— Task prompt —
Below is a block of entries; repeat all of it exactly but omit the pictures.

— Information supplied —
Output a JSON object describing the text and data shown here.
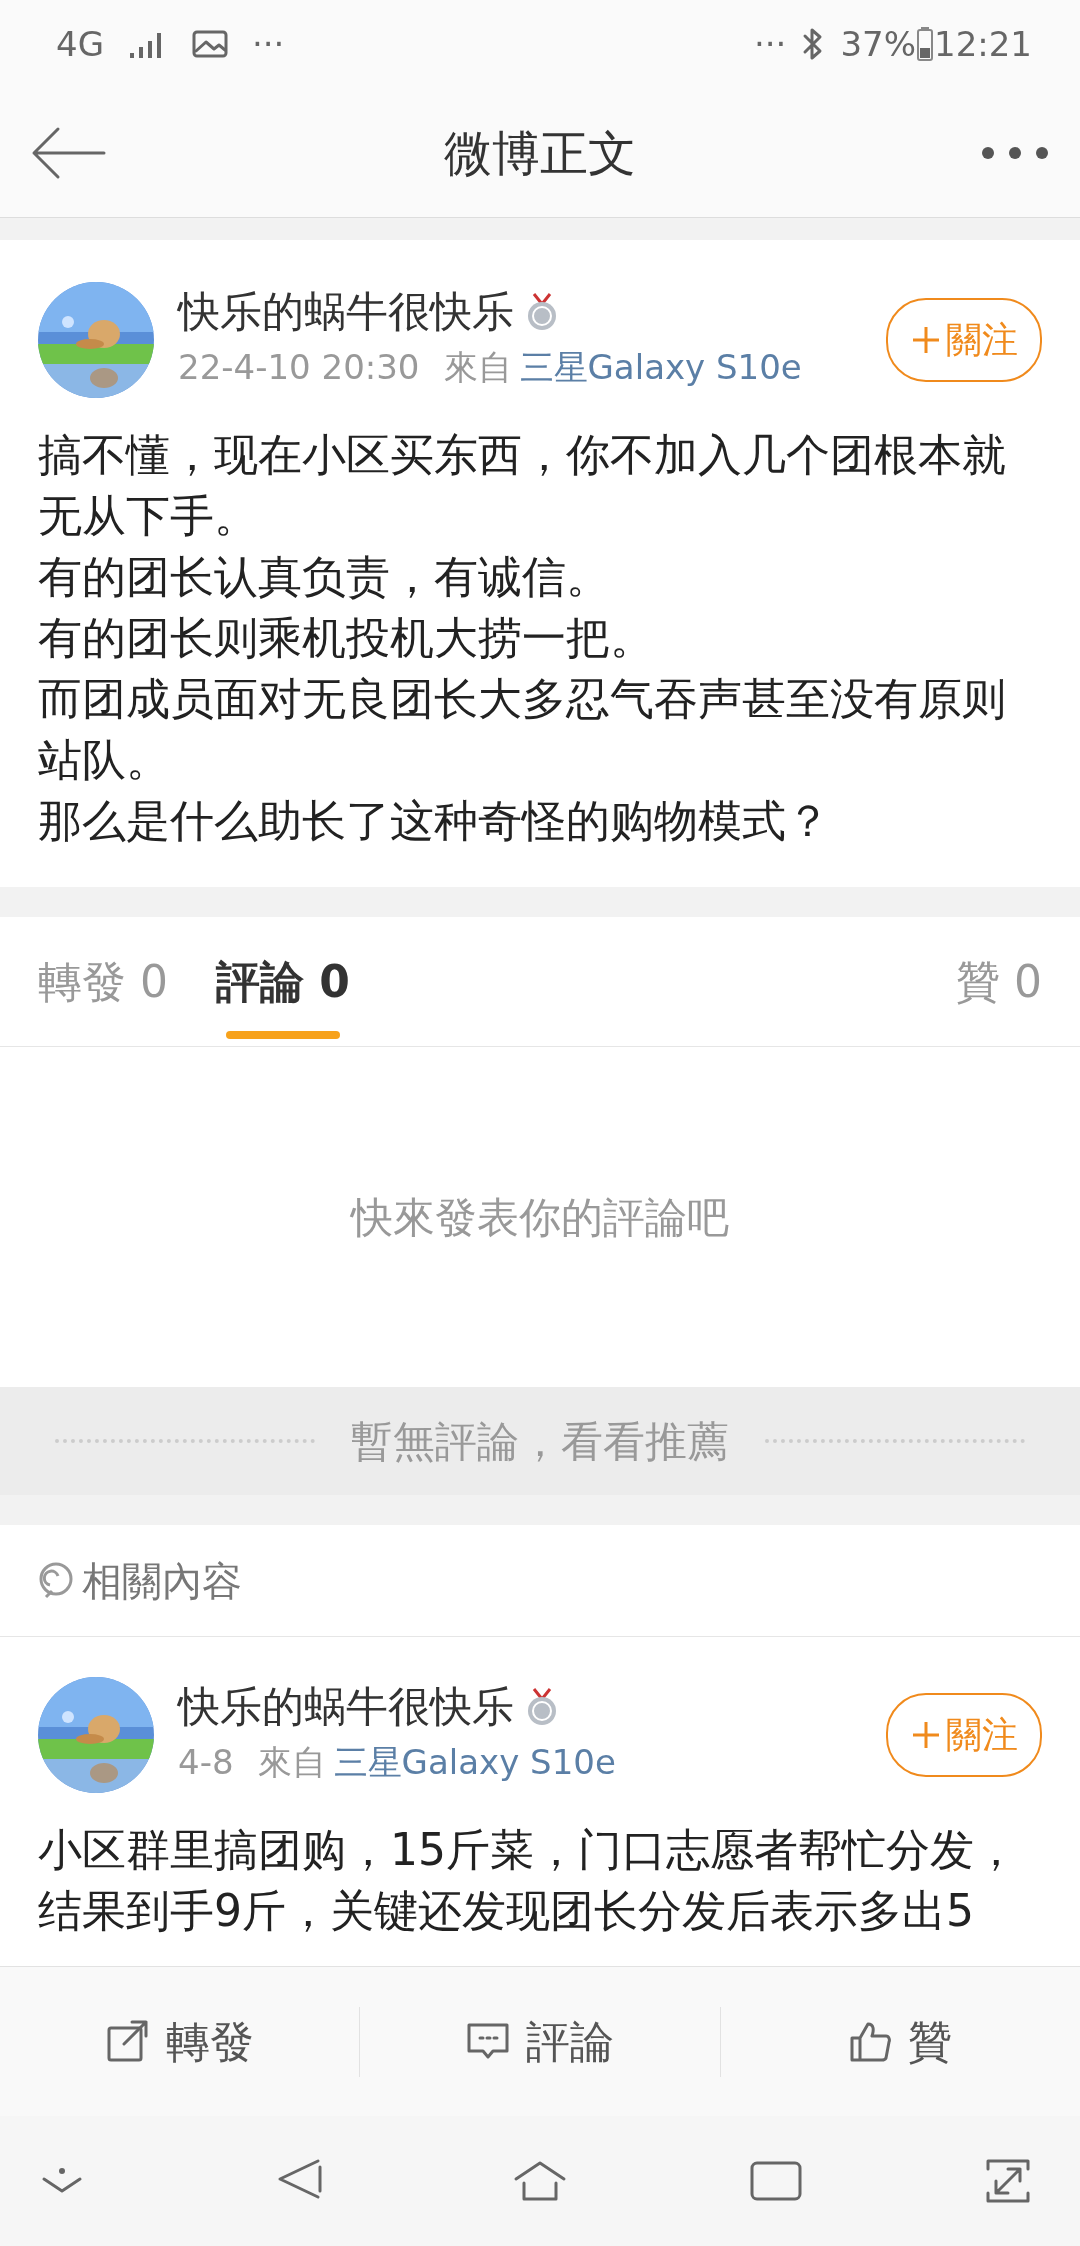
{
  "status_bar": {
    "network": "4G",
    "more_left": "···",
    "more_right": "···",
    "battery": "37%",
    "time": "12:21"
  },
  "header": {
    "title": "微博正文"
  },
  "post": {
    "author": "快乐的蜗牛很快乐",
    "date": "22-4-10 20:30",
    "source_prefix": "來自",
    "source": "三星Galaxy S10e",
    "follow": "關注",
    "body": [
      "搞不懂，现在小区买东西，你不加入几个团根本就无从下手。",
      "有的团长认真负责，有诚信。",
      "有的团长则乘机投机大捞一把。",
      "而团成员面对无良团长大多忍气吞声甚至没有原则站队。",
      "那么是什么助长了这种奇怪的购物模式？"
    ]
  },
  "tabs": [
    {
      "label": "轉發",
      "count": "0",
      "selected": false
    },
    {
      "label": "評論",
      "count": "0",
      "selected": true
    },
    {
      "label": "贊",
      "count": "0",
      "selected": false
    }
  ],
  "empty_comments": "快來發表你的評論吧",
  "no_comments_banner": "暫無評論，看看推薦",
  "related": {
    "title": "相關內容",
    "posts": [
      {
        "author": "快乐的蜗牛很快乐",
        "date": "4-8",
        "source_prefix": "來自",
        "source": "三星Galaxy S10e",
        "follow": "關注",
        "body": [
          "小区群里搞团购，15斤菜，门口志愿者帮忙分发，结果到手9斤，关键还发现团长分发后表示多出5"
        ]
      }
    ]
  },
  "actions": [
    {
      "kind": "repost",
      "label": "轉發"
    },
    {
      "kind": "comment",
      "label": "評論"
    },
    {
      "kind": "like",
      "label": "贊"
    }
  ]
}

— Response —
Output a JSON object describing the text and data shown here.
{
  "status_bar": {
    "network": "4G",
    "more_left": "···",
    "more_right": "···",
    "battery": "37%",
    "time": "12:21"
  },
  "header": {
    "title": "微博正文"
  },
  "post": {
    "author": "快乐的蜗牛很快乐",
    "date": "22-4-10 20:30",
    "source_prefix": "來自",
    "source": "三星Galaxy S10e",
    "follow": "關注",
    "body": [
      "搞不懂，现在小区买东西，你不加入几个团根本就无从下手。",
      "有的团长认真负责，有诚信。",
      "有的团长则乘机投机大捞一把。",
      "而团成员面对无良团长大多忍气吞声甚至没有原则站队。",
      "那么是什么助长了这种奇怪的购物模式？"
    ]
  },
  "tabs": [
    {
      "label": "轉發",
      "count": "0",
      "selected": false
    },
    {
      "label": "評論",
      "count": "0",
      "selected": true
    },
    {
      "label": "贊",
      "count": "0",
      "selected": false
    }
  ],
  "empty_comments": "快來發表你的評論吧",
  "no_comments_banner": "暫無評論，看看推薦",
  "related": {
    "title": "相關內容",
    "posts": [
      {
        "author": "快乐的蜗牛很快乐",
        "date": "4-8",
        "source_prefix": "來自",
        "source": "三星Galaxy S10e",
        "follow": "關注",
        "body": [
          "小区群里搞团购，15斤菜，门口志愿者帮忙分发，结果到手9斤，关键还发现团长分发后表示多出5"
        ]
      }
    ]
  },
  "actions": [
    {
      "kind": "repost",
      "label": "轉發"
    },
    {
      "kind": "comment",
      "label": "評論"
    },
    {
      "kind": "like",
      "label": "贊"
    }
  ]
}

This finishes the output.